I thought I'd jot down a brief history of going universal with Curio...
PowerPC → Intel
Apple shifted from PowerPC to Intel on January 10, 2006 with the Mac OS X Tiger 10.4.4 release. This also introduced the concept of universal binaries to the Mac audience, where a single app contained native code for both PowerPC and Intel architectures.
I remember purchasing a first generation Intel MacBook Pro immediately after that announcement to work on Curio 3's universal transition. We released the Curio 3.1 PowerPC+Intel universal build on March 29, 2006.
A relatively quick code transition process, although mainly complicated due to the "endian" differences between the two architectures impacting some low-level code, and because the tools back then were not so robust.
Intel → Apple Silicon
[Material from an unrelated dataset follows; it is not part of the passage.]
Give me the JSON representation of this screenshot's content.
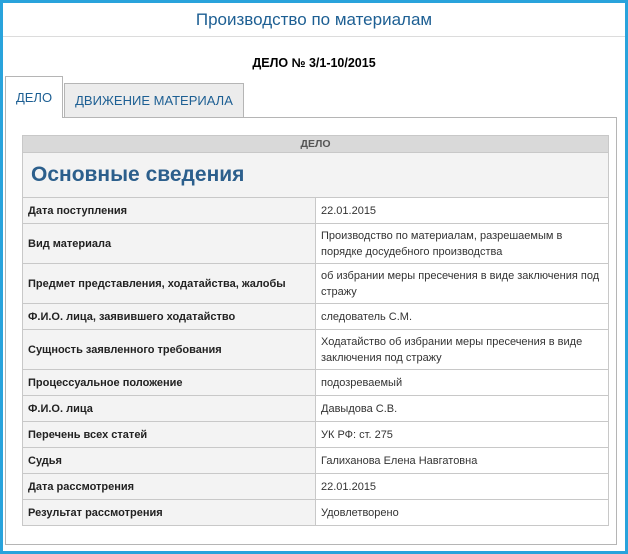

- With every major release of Curio and Xcode, we do our best to tackle any new compiler warnings and to keep up with Apple's aggressive annual deprecation strategy, where they drop support for prior frameworks, classes, and technologies and promote newer techniques. We document many of these changes at the bottom of our release notes (see 14, 13, 12, ...). Often these behind-the-scenes code refactorings can take weeks and can be a frustrating experience as previously working code is rewritten for a new technique or class. However, while these changes don't bring new features to our customers, they presumably make our code more resilient to major Apple transitions like this.
- Apple's much-improved tools. Xcode and its many code analyzers, runtime sanitizers, thread checkers, and performance profilers are a tremendous help in making sure our code is clean.
- We were fortunately eligible for Apple's Developer Transition Kit which allowed us to compile, test, and release our universal builds before Apple's new M1 Macs started shipping.
- And, of course, Apple did an outstanding job making sure their Apple silicon-based macOS was rock solid, even in its initial release. A huge shout-out to that team!
- Mojave (10.14) on Intel, which is the last one that supports 32-bit apps which many customers may still need,
- Catalina (10.15) on Intel, which is the most popular macOS currently,
- Big Sur (11.0) on Intel and Apple silicon, which is the beginning of the macOS 11 era.